Fun with platinum coins, FDIC edition

Ramanan brought to my attention an assertion (by VJK) that the Secretary of the Treasury’s open-ended power to mint platinum jumbo coins doesn’t mean they can deposited with the Federal Reserve, which typically buys coins from the Mint at face value. While looking up the FDIC regulations to prove otherwise, I came across an interesting (if, not surprisingly, inaccurate) comment by Peter Schiff a few days ago:
When the banks fail as a result of higher interest rates, the FDIC will also go bankrupt. Without access to credit, the US Treasury will not be able to bail out the insurance fund – which only contains $9.2 billion as of this writing. So, not only will shareholders and bondholders lose their money next time, but so too will depositors!



Scary stuff, but this actually ties into VJK equally… interesting point (To be fair VJK wrote at the above link last year, he may hold a different view today).

VJK argued that because platinum coins are defined as numismatic coins and not circulating coins (such as nickels, dimes, etc.) that means they can only be purchased by collectors (at metal price plus markup) and not the Fed (at face value). This isn’t quite accurate.
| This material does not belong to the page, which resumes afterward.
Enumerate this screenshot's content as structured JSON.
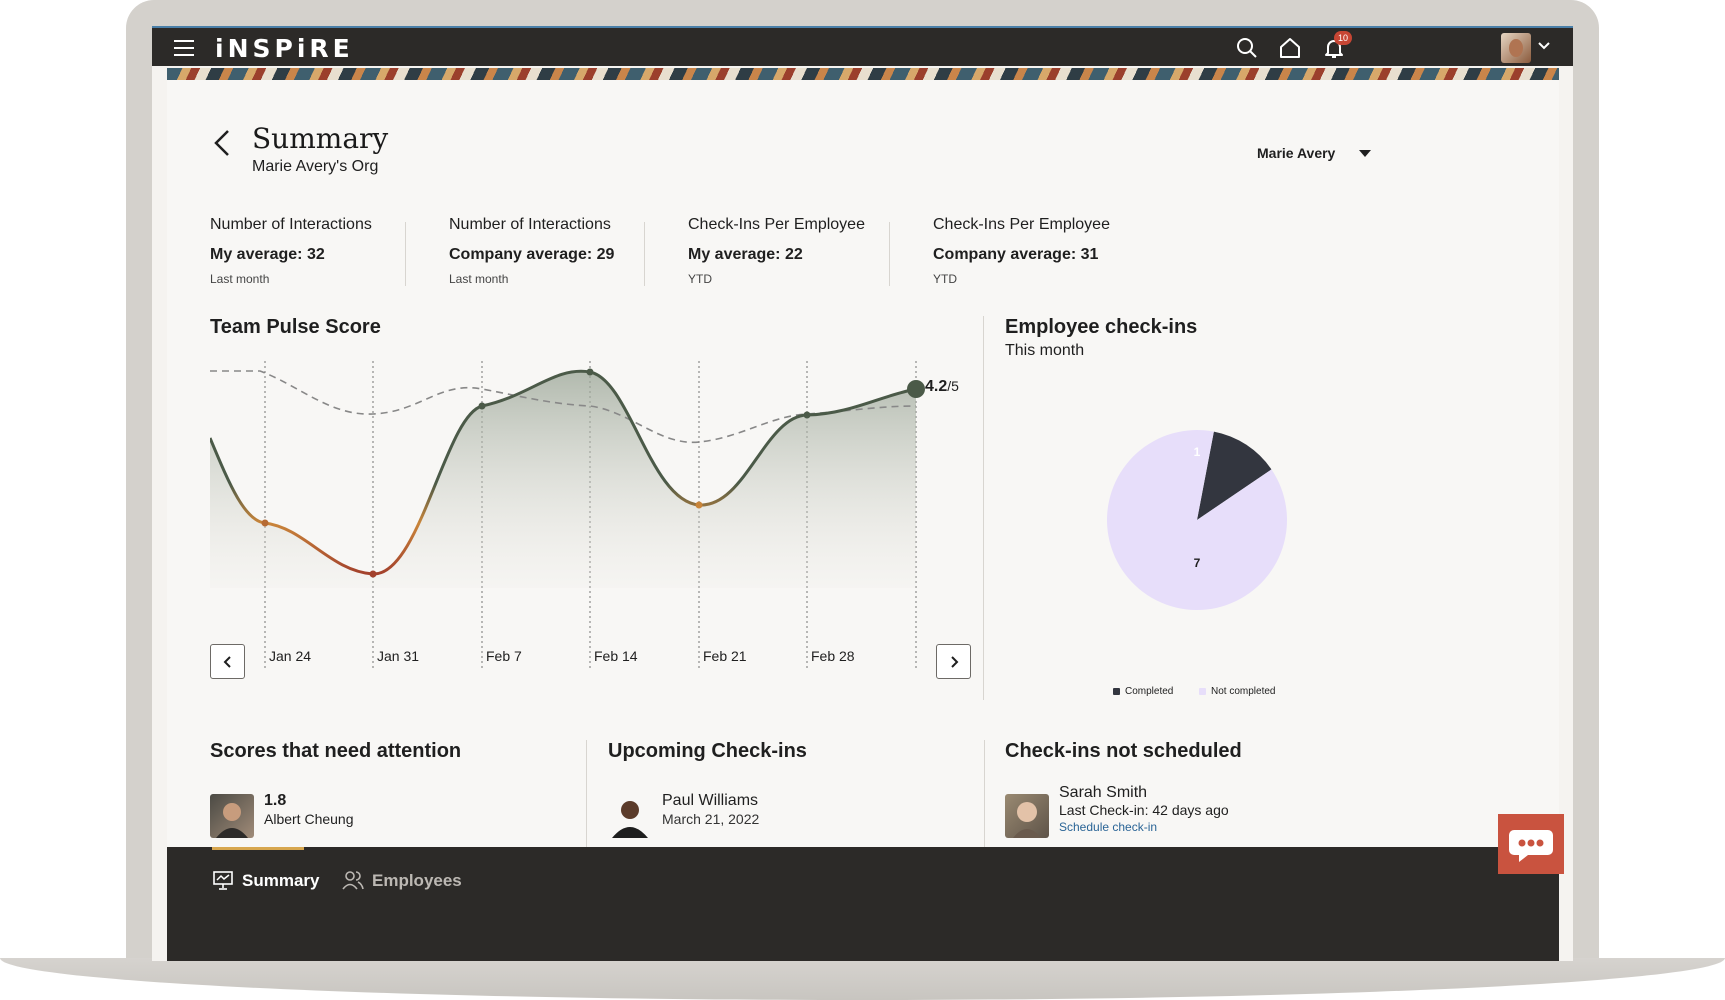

Remembering that all US Coins are legal tender, he’s thinking about our current stock of numismatic coins where face value is invariably a fraction of metal cost ($50 gold coins, say, or $100 platinum coins). However, if the Min issues a numismatic coin whose face value exceeds metal cost ($1 trillion or any other sum the Secretary wishes) then its a numismatic coin that can circulate– it can be deposited, and thus bought, by the Fed at face value. To cite Regulation D:
(k)(1) Vault cash means United States currency and coin owned and booked as an asset by a depository institution that may, at any time, be used to satisfy claims of that depository institution’s depositors…
(k(4) Silver and gold coin and other currency and coin whose numismatic or bullion value is substantially in excess of face value is not vault cash for purposes of this part.


As General Butler would say, “There is inclusio unius exclusio alterius for the gentleman” (including one thing excludes the other). Since the jumbo coin’s numismatic or bullion value would be LESS than its face value, it would be “vault cash for purposes of this part”.
As an aside, when he wasn’t emancipating slaves or whatnot, Benjamin Butler was quite the monetary reformer. After the above quote, THE VERY NEXT LINE is, “The common idea is that there will be inflation when you issue paper money. It is drawn from the old idea of bank circulation”.
But I digress.

Now, as it happens, Congress has authorized the FDIC to sell its Agency debt (which, of course, the Fed can scoop up from primary dealers) up to “the amount of cash or the equivalent of cash held by the Deposit Insurance Fund”. What’s more, Congress has also authorized the Secretary of the Treasury to designate the FDIC as a “depositary of public moneys”. Combined with the above definition of “vault cash”, this means, though the heavens may fall, the FDIC can never run out of money since the Secretary can create (and then deposit) vault cash without limit. I’m sorry to disappoint Peter Schiff, but FDIC-insured depositors will always be paid.

Comments
  • Ramanan March 19, 2012 at 5:29 pm

    Beowulf,

    Some questions.

    Is it true that the platinum coin is numismatic? Any law which says that or otherwise/opposite?

    It is stated that if the Fed buys a numismatic from the Treasury or the Mint, it has to be recorded at the face value? As in, does it buy it at face value or bullion value?

    I guess in your post you are saying that while the relevant coin is not categorized as vault cash, it does not mean x…y…z…

    • beowulf March 19, 2012 at 6:52 pm

      No my point was jumbo coins would indeed be vault cash.

      Circulating coins are the pennies, nickels, dimes, quarters (plus half-dollar and dollar coins, but you don’t see those too often) we carry in our pockets. Numismatic coins are precious metal coins typically sold to collectors.

      But its a blurry line because the Mint also sells circulating coins to collectors and, as I’ve mentioned above, all US Coins are legal tender at their face value (which is set by Congress or the Secretary, not metal market prices) so numismatic coins are indeed fiat money.
      Under Regulation D, the jumbo coin (face value > metal value) would count as vault cash since what it declares not vault cash is the opposite case (metal value > face value). Banks could certainly accept numismatic coins in that circumstance, say, 1 oz $50 gold coins whose metal value is over $1600, I imagine most would steer the customer towards putting it in a safe deposit box.

  • Ramanan March 19, 2012 at 5:30 pm

    As in I had earlier assumed that it buys the $1T coin (if required) at $1T.

    • beowulf March 19, 2012 at 6:57 pm

      That’s correct. Coins are legal tender for no more or less than their face value.
      Of course, the Mint may a license to print money but they’re not stupid about it. If the metal is worth more than face value, they’ll markup the sales price over and above market price.. If face value is worth more than the metal (a dollar coin costs, last I read, 12 cents to mint) they simply charge you face value– and sometimes even throw in free postage– since the seigniorage is their markup.